== What you need to do ==
Lines that include the word "Next" should be copied from the listing that follows.

--------

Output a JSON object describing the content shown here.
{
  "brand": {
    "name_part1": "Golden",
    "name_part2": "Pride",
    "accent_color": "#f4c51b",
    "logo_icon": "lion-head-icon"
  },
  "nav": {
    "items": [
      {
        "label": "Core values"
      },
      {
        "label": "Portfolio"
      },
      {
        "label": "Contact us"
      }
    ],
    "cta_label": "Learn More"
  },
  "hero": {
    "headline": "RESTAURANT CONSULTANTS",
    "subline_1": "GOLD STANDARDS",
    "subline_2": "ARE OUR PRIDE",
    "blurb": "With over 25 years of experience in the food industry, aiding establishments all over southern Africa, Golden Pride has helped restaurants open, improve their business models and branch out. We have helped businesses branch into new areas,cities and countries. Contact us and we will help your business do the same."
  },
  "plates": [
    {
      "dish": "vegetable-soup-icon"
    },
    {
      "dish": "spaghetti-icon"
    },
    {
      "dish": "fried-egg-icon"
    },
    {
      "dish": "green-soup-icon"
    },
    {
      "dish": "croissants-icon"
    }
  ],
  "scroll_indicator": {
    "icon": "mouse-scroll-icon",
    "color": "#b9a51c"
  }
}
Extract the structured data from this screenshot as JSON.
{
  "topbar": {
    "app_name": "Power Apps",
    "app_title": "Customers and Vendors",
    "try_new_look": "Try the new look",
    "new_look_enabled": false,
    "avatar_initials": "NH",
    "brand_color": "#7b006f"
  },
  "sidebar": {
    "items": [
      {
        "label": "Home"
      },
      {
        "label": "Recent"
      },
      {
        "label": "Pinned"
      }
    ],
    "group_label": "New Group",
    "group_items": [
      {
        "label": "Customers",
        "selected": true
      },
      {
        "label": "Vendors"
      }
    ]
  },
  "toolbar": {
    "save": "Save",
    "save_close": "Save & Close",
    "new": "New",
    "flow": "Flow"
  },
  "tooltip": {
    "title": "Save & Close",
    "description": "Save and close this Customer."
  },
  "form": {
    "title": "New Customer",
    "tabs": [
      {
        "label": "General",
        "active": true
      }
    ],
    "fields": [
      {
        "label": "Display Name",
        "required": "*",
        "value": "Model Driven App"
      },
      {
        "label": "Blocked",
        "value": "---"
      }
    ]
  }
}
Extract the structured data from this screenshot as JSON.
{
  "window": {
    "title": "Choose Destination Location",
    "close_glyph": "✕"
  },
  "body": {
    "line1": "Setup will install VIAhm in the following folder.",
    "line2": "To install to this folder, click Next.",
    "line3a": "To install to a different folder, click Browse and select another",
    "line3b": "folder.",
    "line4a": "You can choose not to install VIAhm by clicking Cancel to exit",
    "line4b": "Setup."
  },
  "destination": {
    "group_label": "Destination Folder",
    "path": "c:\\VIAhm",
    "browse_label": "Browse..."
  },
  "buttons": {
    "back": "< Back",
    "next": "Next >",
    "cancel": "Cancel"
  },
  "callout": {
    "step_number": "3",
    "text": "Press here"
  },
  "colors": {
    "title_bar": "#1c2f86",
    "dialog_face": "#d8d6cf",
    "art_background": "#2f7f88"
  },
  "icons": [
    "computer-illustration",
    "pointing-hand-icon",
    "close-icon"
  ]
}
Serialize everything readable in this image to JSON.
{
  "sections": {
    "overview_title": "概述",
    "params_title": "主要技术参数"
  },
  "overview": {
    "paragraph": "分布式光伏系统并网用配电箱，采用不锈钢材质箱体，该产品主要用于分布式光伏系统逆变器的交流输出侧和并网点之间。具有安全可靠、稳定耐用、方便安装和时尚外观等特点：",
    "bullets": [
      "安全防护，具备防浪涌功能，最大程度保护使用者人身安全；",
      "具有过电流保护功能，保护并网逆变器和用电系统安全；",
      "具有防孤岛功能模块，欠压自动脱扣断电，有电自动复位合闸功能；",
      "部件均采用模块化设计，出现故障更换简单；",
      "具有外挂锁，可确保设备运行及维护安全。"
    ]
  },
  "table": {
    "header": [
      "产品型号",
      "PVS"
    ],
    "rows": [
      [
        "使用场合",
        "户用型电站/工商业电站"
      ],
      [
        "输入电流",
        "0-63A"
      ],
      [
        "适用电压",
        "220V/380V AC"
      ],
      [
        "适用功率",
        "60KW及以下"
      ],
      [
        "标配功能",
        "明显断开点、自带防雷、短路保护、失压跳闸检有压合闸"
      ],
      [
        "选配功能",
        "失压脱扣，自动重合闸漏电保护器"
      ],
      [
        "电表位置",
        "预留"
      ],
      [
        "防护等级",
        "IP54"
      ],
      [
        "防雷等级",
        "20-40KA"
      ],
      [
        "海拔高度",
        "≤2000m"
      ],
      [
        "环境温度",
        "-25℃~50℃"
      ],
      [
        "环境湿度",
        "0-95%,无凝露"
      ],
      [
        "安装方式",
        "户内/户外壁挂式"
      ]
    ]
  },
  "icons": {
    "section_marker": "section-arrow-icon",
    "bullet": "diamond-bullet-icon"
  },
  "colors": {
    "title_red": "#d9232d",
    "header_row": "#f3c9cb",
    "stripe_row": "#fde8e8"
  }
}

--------

== Exercise solution ==
    "line2": "To install to this folder, click Next.",
    "next": "Next >",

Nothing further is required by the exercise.